By Ann Marie Buerkle
The state of the American health care industry is one of the most important issues we face as a nation. Health care affects everyone on a personal level, and I share the concerns of Upstate New Yorkers about the future of health care. As someone deeply involved with the medical community for over 30 years, I also care about the policy reform side of medicine.
I am a registered nurse and attorney and for the last 13 years served as an assistant attorney general representing Upstate Medical University. The medical establishment in Upstate New York does a wonderful job meeting the needs of the community, but today it faces some serious challenges that I believe need to be addressed.
The cost of medical malpractice insurance is crippling the medical profession. Many doctors won't even consider certain specialties because of the insurance costs involved. Texas and California have both initiated successful tort reform. We must consider reasonable tort reform measures, such as caps on awards for non-economic damages in liability cases.
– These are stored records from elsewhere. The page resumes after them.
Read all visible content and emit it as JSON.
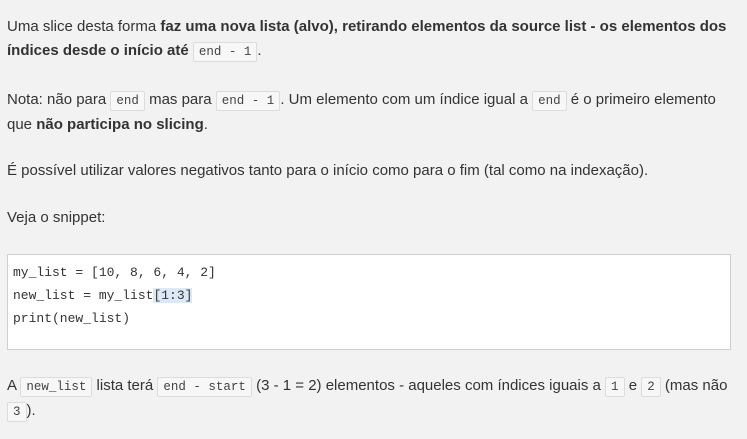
{
  "p1": {
    "t1": "Uma slice desta forma ",
    "b1": "faz uma nova lista (alvo), retirando elementos da source list - os elementos dos índices desde o início até",
    "t2": " ",
    "c1": "end - 1",
    "t3": "."
  },
  "p2": {
    "t1": "Nota: não para ",
    "c1": "end",
    "t2": " mas para ",
    "c2": "end - 1",
    "t3": ". Um elemento com um índice igual a ",
    "c3": "end",
    "t4": " é o primeiro elemento que ",
    "b1": "não participa no slicing",
    "t5": "."
  },
  "p3": "É possível utilizar valores negativos tanto para o início como para o fim (tal como na indexação).",
  "p4": "Veja o snippet:",
  "code": {
    "line1": "my_list = [10, 8, 6, 4, 2]",
    "line2_prefix": "new_list = my_list",
    "line2_hl": "[1:3]",
    "line3": "print(new_list)"
  },
  "p5": {
    "t1": "A ",
    "c1": "new_list",
    "t2": " lista terá ",
    "c2": "end - start",
    "t3": " (3 - 1 = 2) elementos - aqueles com índices iguais a ",
    "c3": "1",
    "t4": " e ",
    "c4": "2",
    "t5": " (mas não ",
    "c5": "3",
    "t6": ")."
  }
}
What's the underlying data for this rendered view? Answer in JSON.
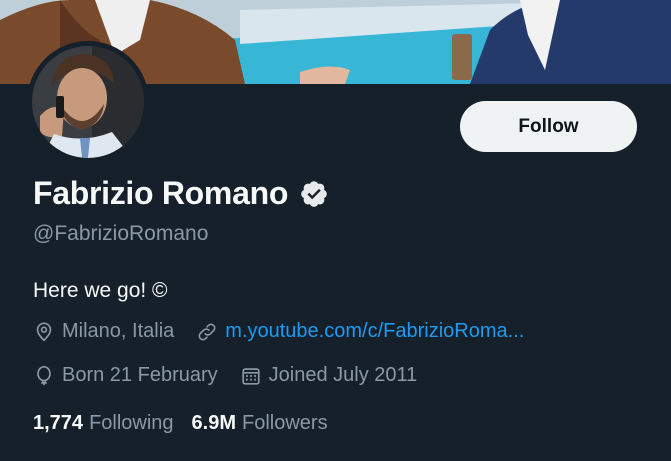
{
  "profile": {
    "display_name": "Fabrizio Romano",
    "handle": "@FabrizioRomano",
    "bio": "Here we go! ©",
    "location": "Milano, Italia",
    "website": "m.youtube.com/c/FabrizioRoma...",
    "birthday": "Born 21 February",
    "joined": "Joined July 2011"
  },
  "stats": {
    "following_count": "1,774",
    "following_label": "Following",
    "followers_count": "6.9M",
    "followers_label": "Followers"
  },
  "actions": {
    "follow_label": "Follow"
  },
  "colors": {
    "background": "#15202b",
    "primary_text": "#f7f9f9",
    "secondary_text": "#8b98a5",
    "link": "#1d9bf0",
    "follow_button_bg": "#eff3f4"
  },
  "icons": {
    "verified": "verified-badge-icon",
    "location": "location-pin-icon",
    "website": "link-icon",
    "birthday": "balloon-icon",
    "joined": "calendar-icon"
  }
}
Most Americans agree that the main problem facing the health care industry is not access but cost. By injecting competition into the health insurance system we can lower cost and keep the quality of our health care system. We can increase competition by making health insurance portable, allowing insurance to be purchased across state lines, and enhancing health savings accounts.
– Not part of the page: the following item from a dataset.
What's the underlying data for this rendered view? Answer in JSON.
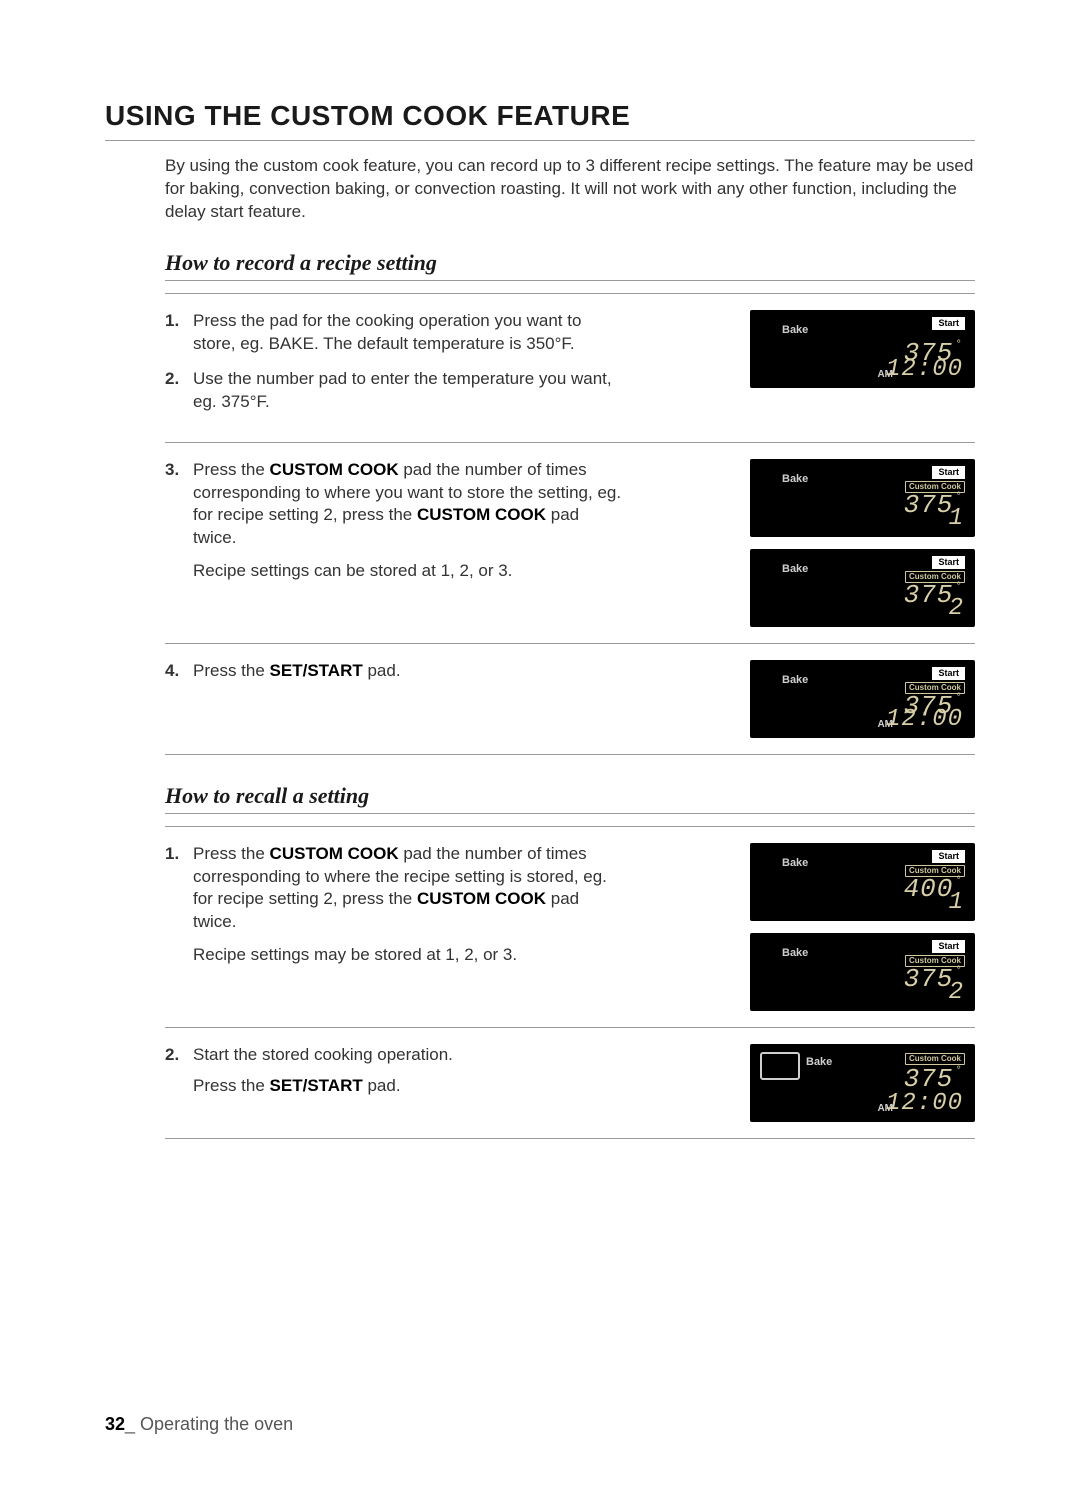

Prior to the passage of the health care law, many in Washington, including our current congressional representative, told us that the new law was going to address the issues of cost and accessibility. Most Americans agree we need health care reform, but when we realized that what was being promoted and ultimately passed was not about reforming health care but controlling and remaking healthcare as we know it, we rejected it.
Not only does the new health care law not provide true health care reform by addressing cost and accessibility, but it also creates an uncertain climate for the business community. Small businesses are in a holding pattern because they are worried about the increased tax burden, new regulations and additional debt engendered by the new health care bill.
For most of us in Central New York, the top concerns on our minds are jobs and the economy, health care reform and the growth of the federal government. Rep. Dan Maffei voted for the health care bill, for the ineffective and government-growing stimulus package and for cap and trade. What is he talking about now? Social Security.
I believe Maffei is talking about Social Security for three reasons. First, he is attempting to distract Central New Yorkers from examining his record and holding him accountable. Second, he is trying to scare senior citizens into believing that I am for reducing their benefits and raising the retirement age for them, charges that are absolutely false. Last, he truly doesn't understand what is on the hearts and minds of his constituents because he stopped listening to them from almost the moment he took the oath of office.
This Nov. 2, voters in New York's 25th District have a clear choice before them. They can vote again for Maffei and continue to allow him to vote lockstep with Nancy Pelosi and his fellow liberal Democrats. Or they can vote for me, someone who will vote for legislation that lowers taxes, shrinks the federal government and promotes true health care reform.
Ann Marie Buerkle is the Republican, Conservative and Independence Party candidate for the 25th Congressional District in the U.S. House of Representatives.